Last Modified: 06/18/2013
Date: 
05/15/2012
By: 
Jimmy Nguyen

Last summer, my colleague Barbara Lopez and I traveled to South Dakota to document the great work two Native American Tribes were doing to feed their children during the summer months. Feeding children during the summer is crucial in fighting childhood hunger because children are out of school and are not getting the school breakfast and lunch they normally receive when in school.

The Cheyenne River Sioux and Rosebud Sioux Tribes both have long-running summer feeding programs that have helped many families in these tight-knit communities keep their children well fed and physically active. Watch the videos that we created from our trip below.

The Cheyenne River Sioux Tribe's summer feeding site in Eagle, Butte, South Dakota.

The Rosebud Sioux Tribe's summer feeding site in Mission, South Dakota

The first thing that struck me about South Dakota was the uninterrupted grassland stretching for miles in all directions. I had many opportunities traveling from Rapid City to the reservations to imagine what these prairies would have been like 200 years ago. Perhaps Sioux warriors would be tracking the large buffalo herds that used to roam the open grassland. Perhaps we would have been able to spot the pointed tops of temporary Lakota tipi dwellings on the horizon as the community followed the migratory buffalo herds.

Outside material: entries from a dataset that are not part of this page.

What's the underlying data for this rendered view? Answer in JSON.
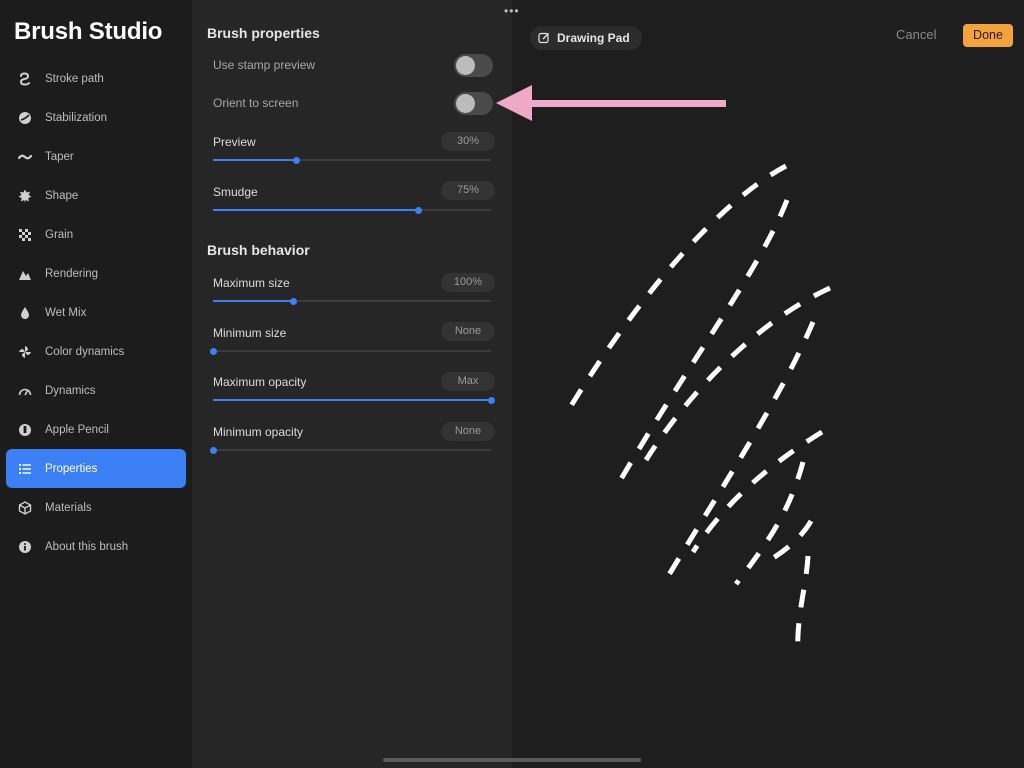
{
  "app": {
    "title": "Brush Studio"
  },
  "sidebar": {
    "items": [
      {
        "label": "Stroke path",
        "icon": "stroke-path-icon"
      },
      {
        "label": "Stabilization",
        "icon": "stabilization-icon"
      },
      {
        "label": "Taper",
        "icon": "taper-icon"
      },
      {
        "label": "Shape",
        "icon": "shape-icon"
      },
      {
        "label": "Grain",
        "icon": "grain-icon"
      },
      {
        "label": "Rendering",
        "icon": "rendering-icon"
      },
      {
        "label": "Wet Mix",
        "icon": "wet-mix-icon"
      },
      {
        "label": "Color dynamics",
        "icon": "color-dynamics-icon"
      },
      {
        "label": "Dynamics",
        "icon": "dynamics-icon"
      },
      {
        "label": "Apple Pencil",
        "icon": "apple-pencil-icon"
      },
      {
        "label": "Properties",
        "icon": "properties-icon",
        "active": true
      },
      {
        "label": "Materials",
        "icon": "materials-icon"
      },
      {
        "label": "About this brush",
        "icon": "info-icon"
      }
    ]
  },
  "panel": {
    "brush_properties": {
      "title": "Brush properties",
      "use_stamp_preview": {
        "label": "Use stamp preview",
        "on": false
      },
      "orient_to_screen": {
        "label": "Orient to screen",
        "on": false
      },
      "preview": {
        "label": "Preview",
        "value": "30%",
        "level": 0.3
      },
      "smudge": {
        "label": "Smudge",
        "value": "75%",
        "level": 0.74
      }
    },
    "brush_behavior": {
      "title": "Brush behavior",
      "maximum_size": {
        "label": "Maximum size",
        "value": "100%",
        "level": 0.29
      },
      "minimum_size": {
        "label": "Minimum size",
        "value": "None",
        "level": 0.0
      },
      "maximum_opacity": {
        "label": "Maximum opacity",
        "value": "Max",
        "level": 1.0
      },
      "minimum_opacity": {
        "label": "Minimum opacity",
        "value": "None",
        "level": 0.0
      }
    }
  },
  "toolbar": {
    "drawing_pad": "Drawing Pad",
    "cancel": "Cancel",
    "done": "Done",
    "more": "•••"
  },
  "colors": {
    "accent": "#3d7ff4",
    "done": "#f2a33c",
    "annotation_arrow": "#f0a8c8",
    "stroke": "#ffffff"
  }
}
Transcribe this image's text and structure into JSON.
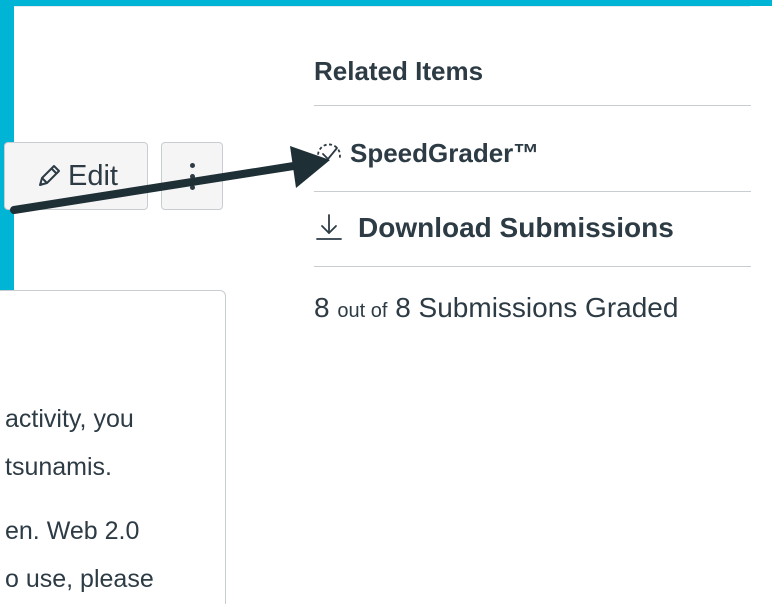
{
  "toolbar": {
    "edit_label": "Edit",
    "edit_icon": "pencil-icon",
    "more_icon": "kebab-icon"
  },
  "description": {
    "lines": [
      "activity, you",
      "tsunamis.",
      "en.  Web 2.0",
      "o use, please"
    ]
  },
  "sidebar": {
    "title": "Related Items",
    "speedgrader_label": "SpeedGrader™",
    "speedgrader_icon": "speedgrader-icon",
    "download_label": "Download Submissions",
    "download_icon": "download-icon",
    "graded": {
      "graded_count": "8",
      "out_of": "out of",
      "total": "8",
      "suffix": "Submissions Graded"
    }
  },
  "colors": {
    "frame": "#00b4d6",
    "text": "#2d3b45",
    "border": "#c7cdd1",
    "button_bg": "#f5f5f5",
    "arrow": "#1f2f36"
  }
}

Indeed this is most likely the romanticized imagery many people have of the Lakota Sioux. The current, less idealized imagery of life on the reservations we visited is of abject poverty. My visit to the Cheyenne River and Rosebud Sioux Indian Reservations helped to reconcile the two images. There were many families on both reservations who were living well below the poverty line. However, in my interactions with the Sioux people I found that they are still very proud people who look out for one another in their tight-knit communities. In my interviews with students, I found that they are very aware of the many problems in their community and yet they are hopeful for the future and have a quiet confidence that can only come from living in a strong community with a rich culture.

It was important for us to capture positive moments for our video in order to show that even seemingly insurmountable problems can be overcome by simple community actions that serve to inspire and nurture the next generation of leaders. We got images of a teenage drum group who played traditional Lakota songs taught by their Lakota language teacher. We captured video of children swimming at the community pool as part of the Youth Diabetes Program before they went next door to get a nutritious summer lunch that included a salad with bright pink radishes and a juicy plum. We interviewed a hard-working teenager employed at a summer feeding site through his community's summer youth work program. By teaching these young people about their culture, giving them work opportunities, and making sure they receive a nutritious meal every day, the Tribes are helping to ensure that the future will be brighter for their people.